Sitting by the fireside a friend persuaded me to reminisce about my years in the book trade: I started at the beginning when I first came into contact with the bookshops in the Charing Cross Road, in the early nineteen seventies. Here’s a couple of these old acquaintances;-
A certain degree of discretion is probably called for in narrating what I am about to tell you. This normally comes fairly easily to me, up to the point when I suddenly blurt out whatever I am supposed to be concealing. However a bookseller gets a good deal of practice over the years; whether it’s dealing with a clergy man with a taste for erotica or a wealthy collector who needs to dispose of some books quickly and discretely, for cash.
The purpose of this blog is to boast of my youthfulness, fitness and continuing openness of mind, by which you will easily be able to guess that I am getting old, a bit stiff and as set in my ways as a London bus.
I am speaking to you from the humidity controlled, fireproof safe at the British Library. As you have been dead for over a century, while I am only a little stiffer in the hinges and a little more browned on the title page, I suppose that the way you abused me must be forgiven.
Somewhere in the western world is the dream bookshop; the shelves are full of beautiful, clean antique books that have not been attacked by worms, sunlight, librarians or housewives, there are no dog-eared paperbacks, and, although there are books we have longed to find at prices we can afford, there are also books; old, but new to us, that we did not know existed.
Have you ever tried one of those self-improvement recordings that are supposed to connect with the unconscious mind? The kind where a north American orders you to relax and then tells you to focus, visualise your goals and so on, whilst drawing your attention to everything in your life that sends your blood pressure soaring, leaves you a shaking unfocused wreck and wondering if life is worth living.
Have you ever tried to explain the finer points of book collecting to the uninitiated? Last night I had a new neighbour round for a drink: roaring log fire, bottle of light red wine and two glasses waiting on the table, best shirt on, quick tidying away of miscellaneous junk, put the Cliff Richard CDs at the bottom of the pile (they’re not mine, honestly, but it’s a long story).
I hope no trick cyclists or shrinks are reading, because I’ve a feeling I might be about to give away more about myself than I intend. You see not only do books fill a considerable portion of my waking life but, even when I am asleep, they haunt me, pleasantly in the main, like the familiar old ghosts in the family mansion, but they haunt me.
I hope you like the new brighter and faster version of my online bookshop. Over the last few weeks you might have notice quite a few additions to the site, including the eBay feed and some interesting links in the book photosphere: - and there are more to come.

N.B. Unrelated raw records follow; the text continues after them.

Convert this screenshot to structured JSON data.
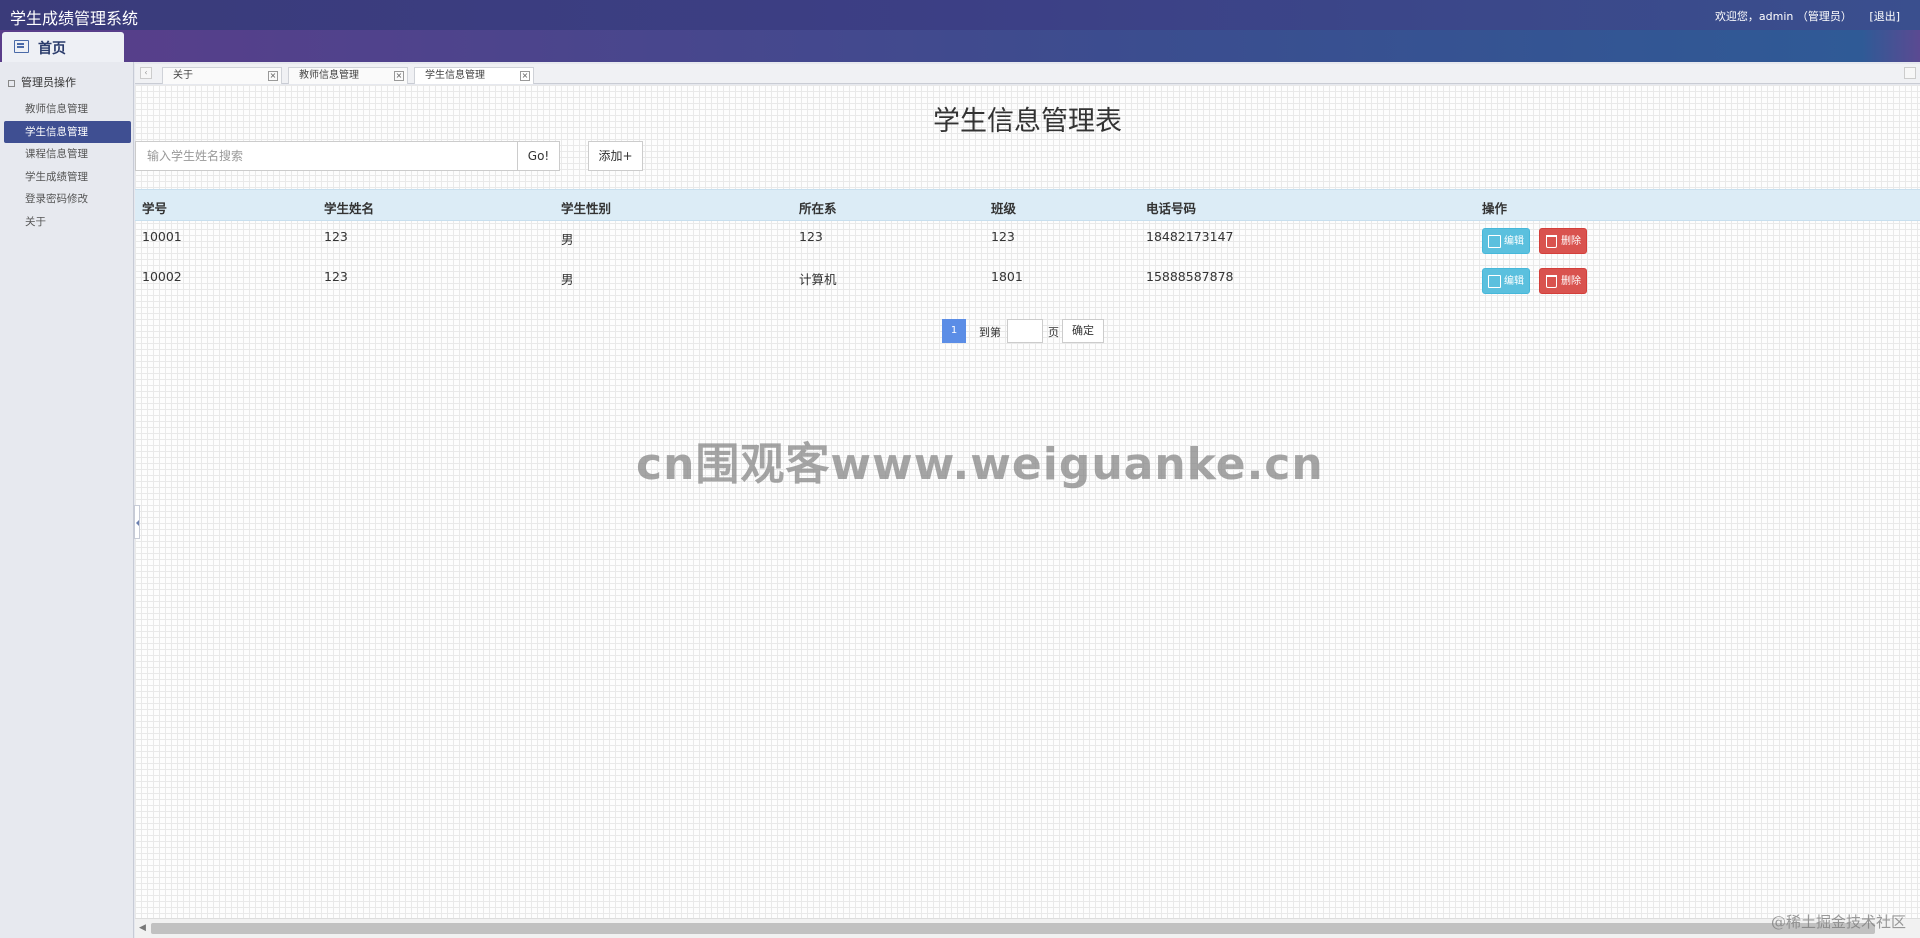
{
  "app": {
    "title": "学生成绩管理系统",
    "welcome": "欢迎您，admin （管理员）",
    "logout": "[退出]",
    "home_tab": "首页"
  },
  "sidebar": {
    "group_title": "管理员操作",
    "items": [
      {
        "label": "教师信息管理"
      },
      {
        "label": "学生信息管理"
      },
      {
        "label": "课程信息管理"
      },
      {
        "label": "学生成绩管理"
      },
      {
        "label": "登录密码修改"
      },
      {
        "label": "关于"
      }
    ],
    "active_index": 1
  },
  "tabs": [
    {
      "label": "关于"
    },
    {
      "label": "教师信息管理"
    },
    {
      "label": "学生信息管理"
    }
  ],
  "main": {
    "title": "学生信息管理表",
    "search_placeholder": "输入学生姓名搜索",
    "go_label": "Go!",
    "add_label": "添加+"
  },
  "table": {
    "headers": [
      "学号",
      "学生姓名",
      "学生性别",
      "所在系",
      "班级",
      "电话号码",
      "操作"
    ],
    "rows": [
      [
        "10001",
        "123",
        "男",
        "123",
        "123",
        "18482173147"
      ],
      [
        "10002",
        "123",
        "男",
        "计算机",
        "1801",
        "15888587878"
      ]
    ],
    "edit_label": "编辑",
    "delete_label": "删除"
  },
  "pager": {
    "current_page": "1",
    "goto_prefix": "到第",
    "goto_suffix": "页",
    "confirm_label": "确定"
  },
  "watermarks": {
    "center": "cn围观客www.weiguanke.cn",
    "corner": "@稀土掘金技术社区"
  }
}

There’s a very good reason I am blogging this morning and, in agreement with the doctrine of Historical Inevitability, the immediate cause lies in the dim mists of the past, of yesterday evening in fact, and a few glasses of wine too many. Putting aside the pomposity of a slight hangover, I met a couple of old acquaintances from the book trade, stepped into a bar for a ‘quick one’ in memory of old friends; one anecdote lead to another and one glass to another and, the upshot is, I am completely unfit for cataloguing this morning.
One of the skills I am most proud of, in addition to cooking a great beef casserole and being able to walk round the room with no less than three vols. of the Encyclopaedia Britannica balanced on my head, is that of wrapping a really safe parcel. When I pack books they arrive at their new home in the same condition as they left me.
I am sitting in the dining-room, watching a blackbird climb over the rockery in the sunshine, prodding at a plant with his yellow beak in a sort of timid-aggressive fashion. The rain stopped half an hour ago, and everything else glistens peacefully in the sunlight. He has started his day’s work, and, I suppose, I must start mine.
I didn’t tell anyone that I was giving up my shop until almost the last moment, or at least until it became obvious. When I started packing books in boxes and a van came to take the first load to my new premises, then it was obvious to all, because I was someone forever acquiring books, never getting rid of them. If they were leaving my shop by the van full, that could only mean one thing. Somehow I wanted everything to go on as before and I told no one I was leaving, opened the shop every morning at the usual time and even put new stock on the shelves. (It’s true!
So, after twenty years at my bookshop in Cecil Court, I have finally taken the plunge, turned the key in the door for the last time and become a book dealer rather than a shop keeper. I am glad so many old customers came into the shop during my last few weeks there, to say goodbye and to leave their contact details, and most of them asked how I felt. Did I feel sad after so long? Was it a wrench to leave?